The Science Announces Victory Over Human Genome, Upcoming Ability to Stop Aging

You people think it is some kind of fantastical claim to state that the elite want to become immortal cyborgs, and that this is the pressing issue behind their bizarre actions.

But those are just the facts. It’s all over the World Economic Forum website.


Scientists say they have finally assembled the full genetic blueprint for human life, adding the missing pieces to a puzzle nearly completed two decades ago.

An international team described the first-ever sequencing of a complete human genome – the set of instructions to build and sustain a human being – in research published Thursday in the journal Science. The previous effort, celebrated across the world, was incomplete because DNA sequencing technologies of the day weren’t able to read certain parts of it. Even after updates, it was missing about 8% of the genome.

“Some of the genes that make us uniquely human were actually in this ‘dark matter of the genome’ and they were totally missed,” said Evan Eichler, a University of Washington researcher who participated in the current effort and the original Human Genome Project. “It took 20-plus years, but we finally got it done.”

Many — including Eichler’s own students — thought it had been finished already. “I was teaching them, and they said, ’Wait a minute. Isn’t this like the sixth time you guys have declared victory? I said, ’No, this time we really, really did it!”

Who knows if that’s true.

They originally claimed that most of the genome was “junk genes.” Then they realized that wasn’t true, and stopped saying that.

Scientists said this full picture of the genome will give humanity a greater understanding of our evolution and biology while also opening the door to medical discoveries in areas like aging, neurodegenerative conditions, cancer and heart disease.

“We’re just broadening our opportunities to understand human disease,” said Karen Miga, an author of one of the six studies published Thursday.

The research caps off decades of work. The first draft of the human genome was announced in a White House ceremony in 2000 by leaders of two competing entities: an international publicly funded project led by an agency of the U.S. National Institutes of Health and a private company, Maryland-based Celera Genomics.

They made this announcement as early as 2003.

“In this April 14, 2003 file photo, Dr. Francis Collins, director of the National Human Genome Research Institute, announces the successful completion of the human genome project in Bethesda, Md.”

But clearly, these people think they are on the brink of some major breakthrough. Klaus Schwab is 84, and seems to believe he will live forever as a cyborg through genetic engineering to reverse aging and nanobots in his bloodstream.

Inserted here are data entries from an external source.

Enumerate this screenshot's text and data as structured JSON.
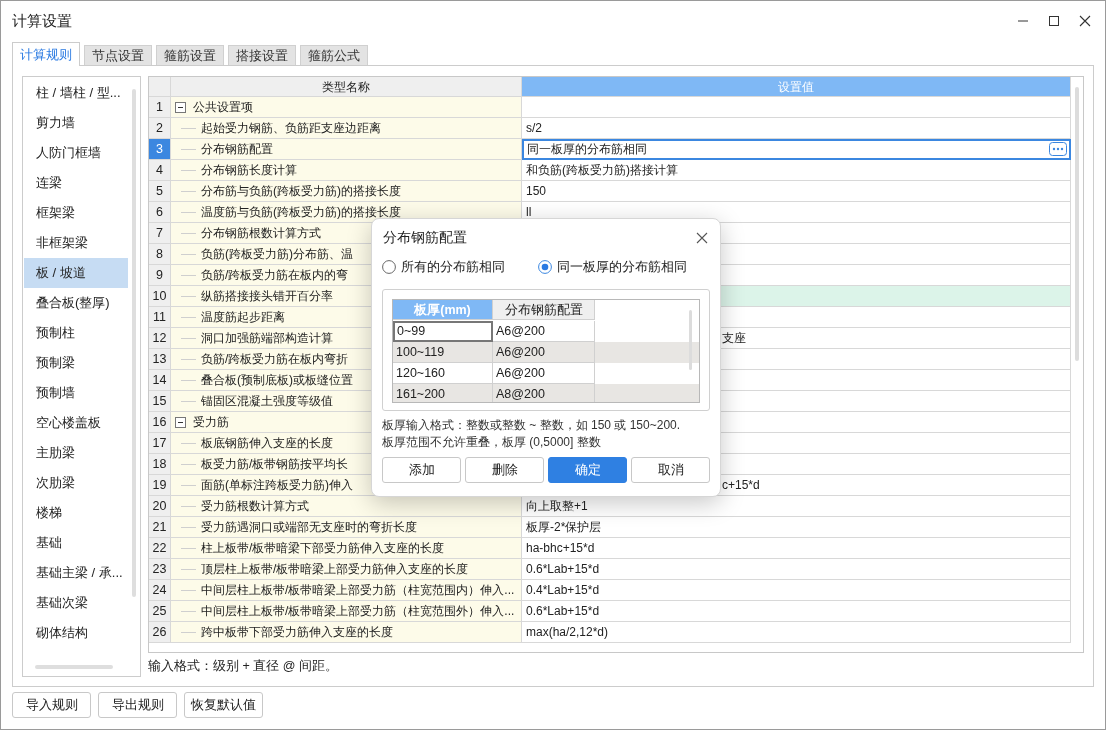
{
  "window": {
    "title": "计算设置"
  },
  "tabs": [
    {
      "label": "计算规则",
      "selected": true
    },
    {
      "label": "节点设置",
      "selected": false
    },
    {
      "label": "箍筋设置",
      "selected": false
    },
    {
      "label": "搭接设置",
      "selected": false
    },
    {
      "label": "箍筋公式",
      "selected": false
    }
  ],
  "sidebar": {
    "items": [
      {
        "label": "柱 / 墙柱 / 型...",
        "selected": false
      },
      {
        "label": "剪力墙",
        "selected": false
      },
      {
        "label": "人防门框墙",
        "selected": false
      },
      {
        "label": "连梁",
        "selected": false
      },
      {
        "label": "框架梁",
        "selected": false
      },
      {
        "label": "非框架梁",
        "selected": false
      },
      {
        "label": "板 / 坡道",
        "selected": true
      },
      {
        "label": "叠合板(整厚)",
        "selected": false
      },
      {
        "label": "预制柱",
        "selected": false
      },
      {
        "label": "预制梁",
        "selected": false
      },
      {
        "label": "预制墙",
        "selected": false
      },
      {
        "label": "空心楼盖板",
        "selected": false
      },
      {
        "label": "主肋梁",
        "selected": false
      },
      {
        "label": "次肋梁",
        "selected": false
      },
      {
        "label": "楼梯",
        "selected": false
      },
      {
        "label": "基础",
        "selected": false
      },
      {
        "label": "基础主梁 / 承...",
        "selected": false
      },
      {
        "label": "基础次梁",
        "selected": false
      },
      {
        "label": "砌体结构",
        "selected": false
      }
    ]
  },
  "table": {
    "columns": [
      {
        "label": "类型名称",
        "selected": false
      },
      {
        "label": "设置值",
        "selected": true
      }
    ],
    "rows": [
      {
        "number": "1",
        "name": "公共设置项",
        "kind": "group",
        "expanded": true,
        "selected": false,
        "children": [
          {
            "number": "2",
            "name": "起始受力钢筋、负筋距支座边距离",
            "value": "s/2",
            "selected": false,
            "highlighted": false
          },
          {
            "number": "3",
            "name": "分布钢筋配置",
            "value": "同一板厚的分布筋相同",
            "selected": true,
            "highlighted": false
          },
          {
            "number": "4",
            "name": "分布钢筋长度计算",
            "value": "和负筋(跨板受力筋)搭接计算",
            "selected": false,
            "highlighted": false
          },
          {
            "number": "5",
            "name": "分布筋与负筋(跨板受力筋)的搭接长度",
            "value": "150",
            "selected": false,
            "highlighted": false
          },
          {
            "number": "6",
            "name": "温度筋与负筋(跨板受力筋)的搭接长度",
            "value": "ll",
            "selected": false,
            "highlighted": false
          },
          {
            "number": "7",
            "name": "分布钢筋根数计算方式",
            "selected": false,
            "highlighted": false
          },
          {
            "number": "8",
            "name": "负筋(跨板受力筋)分布筋、温",
            "selected": false,
            "highlighted": false
          },
          {
            "number": "9",
            "name": "负筋/跨板受力筋在板内的弯",
            "selected": false,
            "highlighted": false
          },
          {
            "number": "10",
            "name": "纵筋搭接接头错开百分率",
            "selected": false,
            "highlighted": true
          },
          {
            "number": "11",
            "name": "温度筋起步距离",
            "selected": false,
            "highlighted": false
          },
          {
            "number": "12",
            "name": "洞口加强筋端部构造计算",
            "value_tail": "支座",
            "selected": false,
            "highlighted": false
          },
          {
            "number": "13",
            "name": "负筋/跨板受力筋在板内弯折",
            "selected": false,
            "highlighted": false
          },
          {
            "number": "14",
            "name": "叠合板(预制底板)或板缝位置",
            "selected": false,
            "highlighted": false
          },
          {
            "number": "15",
            "name": "锚固区混凝土强度等级值",
            "selected": false,
            "highlighted": false
          }
        ]
      },
      {
        "number": "16",
        "name": "受力筋",
        "kind": "group",
        "expanded": true,
        "selected": false,
        "children": [
          {
            "number": "17",
            "name": "板底钢筋伸入支座的长度",
            "selected": false,
            "highlighted": false
          },
          {
            "number": "18",
            "name": "板受力筋/板带钢筋按平均长",
            "selected": false,
            "highlighted": false
          },
          {
            "number": "19",
            "name": "面筋(单标注跨板受力筋)伸入",
            "value_tail": "c+15*d",
            "selected": false,
            "highlighted": false
          },
          {
            "number": "20",
            "name": "受力筋根数计算方式",
            "value": "向上取整+1",
            "selected": false,
            "highlighted": false
          },
          {
            "number": "21",
            "name": "受力筋遇洞口或端部无支座时的弯折长度",
            "value": "板厚-2*保护层",
            "selected": false,
            "highlighted": false
          },
          {
            "number": "22",
            "name": "柱上板带/板带暗梁下部受力筋伸入支座的长度",
            "value": "ha-bhc+15*d",
            "selected": false,
            "highlighted": false
          },
          {
            "number": "23",
            "name": "顶层柱上板带/板带暗梁上部受力筋伸入支座的长度",
            "value": "0.6*Lab+15*d",
            "selected": false,
            "highlighted": false
          },
          {
            "number": "24",
            "name": "中间层柱上板带/板带暗梁上部受力筋（柱宽范围内）伸入...",
            "value": "0.4*Lab+15*d",
            "selected": false,
            "highlighted": false
          },
          {
            "number": "25",
            "name": "中间层柱上板带/板带暗梁上部受力筋（柱宽范围外）伸入...",
            "value": "0.6*Lab+15*d",
            "selected": false,
            "highlighted": false
          },
          {
            "number": "26",
            "name": "跨中板带下部受力筋伸入支座的长度",
            "value": "max(ha/2,12*d)",
            "selected": false,
            "highlighted": false
          }
        ]
      }
    ]
  },
  "hint": "输入格式：级别 + 直径 @ 间距。",
  "buttons": [
    "导入规则",
    "导出规则",
    "恢复默认值"
  ],
  "dialog": {
    "title": "分布钢筋配置",
    "options": [
      {
        "label": "所有的分布筋相同",
        "selected": false
      },
      {
        "label": "同一板厚的分布筋相同",
        "selected": true
      }
    ],
    "grid": {
      "columns": [
        {
          "label": "板厚(mm)",
          "selected": true
        },
        {
          "label": "分布钢筋配置",
          "selected": false
        }
      ],
      "rows": [
        {
          "thickness": "0~99",
          "config": "A6@200",
          "selected": true
        },
        {
          "thickness": "100~119",
          "config": "A6@200",
          "selected": false
        },
        {
          "thickness": "120~160",
          "config": "A6@200",
          "selected": false
        },
        {
          "thickness": "161~200",
          "config": "A8@200",
          "selected": false
        }
      ]
    },
    "note_lines": [
      "板厚输入格式：整数或整数 ~ 整数，如 150 或 150~200.",
      "板厚范围不允许重叠，板厚 (0,5000] 整数"
    ],
    "buttons": [
      {
        "label": "添加",
        "kind": "default"
      },
      {
        "label": "删除",
        "kind": "default"
      },
      {
        "label": "确定",
        "kind": "primary"
      },
      {
        "label": "取消",
        "kind": "default"
      }
    ]
  }
}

This connects directly to the vax agenda.

A blank check to inject people with an unlimited number of gene-altering potions means they can test out whatever they want on the entire population.